I walked in to find myself in the middle of a matinee audience packed out with high school students. The noise was quite something and the atmosphere was excited and unsettled. Not good. I knew enough about the production to realise that there was hope so I wasn’t too worried and the production proved me right. It was clearly told, well spoken, fast paced and visually stunning and it held their attention, drawing cheers from some of them at the end. Good to think that a few of them will have been turned onto theatre for life as I was when I was taken down from school to see Macbeth (Helen Mirren and Nicol Williamson) and Richard II (Richard Pasco and Ian Richardson) at a similar age. I can put up with a few bottles of water being dropped and the odd urghh at a stage kiss when I think of that.
I loved Antony Sher’s Prospero. This is a favourite play of mine and I have never seen a Prospero where he was so clearly at the end of a long bitter struggle with himself in exile, only sustained by his love for his daughter Miranda. When he finally has his chance for revenge he has to make a difficult journey during the play and realise that he needs to both forgive his enemies and let go of both his bitterness and also allow his daughter to find happiness with Ferdinand away from him. The pain of this is obvious, but when he has done it he can lay down his powers and accept his mortality calmly and peacefully. As he says his every third thought will now be of death.

Production still by Alastair Muir.

It was a wonderful Caliban from John Kani. Most definitely a dignified and dispossessed man rather than a monster, the insults heaped on him became racist insults and his taking possession of his island again is the final image of the production and a very satisfying one too. Like Prospero he can now be at peace.
Ariel was strong and forceful- nothing airy or flighty about him at all and visually and vocally he was stunning. It was a great image when he was set free and Prospero washed off his painted markings with running water. Ariel is one of my favourite characters in all of Shakespeare and he did it justice.
The set was of thick twisted tree roots and branches reaching up to the top of the stage. Every bit of it was used beautifully and lit perfectly to change the mood and focus of a scene. The puppetry was visually stunning, perfectly executed, and set the play in an African context along with the dance and movement. It was exciting and fun to watch. The spirits/puppeteers also added a great deal during the play making the magic of Prospero and Ariel a constant watchful presence.

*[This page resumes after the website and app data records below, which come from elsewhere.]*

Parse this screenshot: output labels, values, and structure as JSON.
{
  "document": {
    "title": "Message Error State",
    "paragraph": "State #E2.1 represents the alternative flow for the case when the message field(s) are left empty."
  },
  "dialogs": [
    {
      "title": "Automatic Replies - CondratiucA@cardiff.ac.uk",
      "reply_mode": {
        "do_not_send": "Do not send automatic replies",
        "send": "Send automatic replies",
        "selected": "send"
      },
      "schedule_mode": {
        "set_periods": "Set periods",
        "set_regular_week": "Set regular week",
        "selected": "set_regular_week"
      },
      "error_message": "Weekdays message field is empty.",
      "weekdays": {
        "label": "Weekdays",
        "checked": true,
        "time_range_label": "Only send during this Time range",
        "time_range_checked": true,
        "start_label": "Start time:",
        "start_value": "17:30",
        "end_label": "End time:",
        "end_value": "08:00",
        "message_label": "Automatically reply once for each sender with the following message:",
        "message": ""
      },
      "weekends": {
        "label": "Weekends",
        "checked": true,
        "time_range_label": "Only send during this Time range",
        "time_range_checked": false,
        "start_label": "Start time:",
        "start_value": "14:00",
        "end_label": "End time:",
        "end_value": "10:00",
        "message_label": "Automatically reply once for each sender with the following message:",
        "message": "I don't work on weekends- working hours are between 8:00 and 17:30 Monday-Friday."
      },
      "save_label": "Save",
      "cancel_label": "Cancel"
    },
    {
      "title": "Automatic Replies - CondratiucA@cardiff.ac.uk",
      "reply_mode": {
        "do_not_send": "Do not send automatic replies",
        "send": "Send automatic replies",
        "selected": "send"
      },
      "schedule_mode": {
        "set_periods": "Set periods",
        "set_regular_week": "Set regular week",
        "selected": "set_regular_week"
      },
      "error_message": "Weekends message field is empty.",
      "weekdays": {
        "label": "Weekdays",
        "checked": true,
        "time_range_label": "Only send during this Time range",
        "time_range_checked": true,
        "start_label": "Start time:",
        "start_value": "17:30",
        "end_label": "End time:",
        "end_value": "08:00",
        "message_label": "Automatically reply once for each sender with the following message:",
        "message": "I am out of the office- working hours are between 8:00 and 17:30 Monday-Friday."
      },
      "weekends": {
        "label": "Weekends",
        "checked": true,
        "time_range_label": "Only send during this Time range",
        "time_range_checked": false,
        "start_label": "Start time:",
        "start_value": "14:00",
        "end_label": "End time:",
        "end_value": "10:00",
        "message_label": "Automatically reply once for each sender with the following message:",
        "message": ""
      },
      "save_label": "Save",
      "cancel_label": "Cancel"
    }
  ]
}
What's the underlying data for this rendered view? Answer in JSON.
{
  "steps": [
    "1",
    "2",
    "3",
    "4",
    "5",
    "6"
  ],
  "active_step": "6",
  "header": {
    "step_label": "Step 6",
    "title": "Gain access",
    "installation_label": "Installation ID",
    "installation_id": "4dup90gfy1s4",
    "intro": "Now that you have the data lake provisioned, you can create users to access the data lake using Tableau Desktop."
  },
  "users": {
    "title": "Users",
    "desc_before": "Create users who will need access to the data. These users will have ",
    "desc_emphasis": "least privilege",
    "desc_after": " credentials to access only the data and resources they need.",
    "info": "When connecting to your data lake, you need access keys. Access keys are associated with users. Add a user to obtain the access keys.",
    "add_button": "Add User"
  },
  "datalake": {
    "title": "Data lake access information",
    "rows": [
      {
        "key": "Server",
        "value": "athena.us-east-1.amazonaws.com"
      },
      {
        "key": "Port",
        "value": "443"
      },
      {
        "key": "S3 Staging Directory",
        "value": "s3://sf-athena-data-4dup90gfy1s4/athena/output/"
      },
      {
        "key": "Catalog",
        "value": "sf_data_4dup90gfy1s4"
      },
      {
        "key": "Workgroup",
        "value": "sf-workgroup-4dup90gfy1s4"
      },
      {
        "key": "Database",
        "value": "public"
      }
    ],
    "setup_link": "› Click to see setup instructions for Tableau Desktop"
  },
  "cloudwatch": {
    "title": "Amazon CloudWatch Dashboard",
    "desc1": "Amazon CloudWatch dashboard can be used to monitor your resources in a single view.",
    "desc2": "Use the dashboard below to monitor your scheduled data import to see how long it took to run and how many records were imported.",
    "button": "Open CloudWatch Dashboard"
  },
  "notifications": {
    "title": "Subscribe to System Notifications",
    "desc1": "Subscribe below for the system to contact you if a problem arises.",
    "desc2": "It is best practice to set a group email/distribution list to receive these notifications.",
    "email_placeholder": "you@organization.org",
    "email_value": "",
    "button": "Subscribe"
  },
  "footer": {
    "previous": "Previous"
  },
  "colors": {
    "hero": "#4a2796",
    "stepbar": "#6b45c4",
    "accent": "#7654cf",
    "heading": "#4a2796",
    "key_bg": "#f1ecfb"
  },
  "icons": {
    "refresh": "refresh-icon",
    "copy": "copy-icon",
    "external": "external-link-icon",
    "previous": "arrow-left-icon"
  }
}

A perfect piece of storytelling then, clear as a bell, which swept you away and gave you plenty to wonder at and enjoy.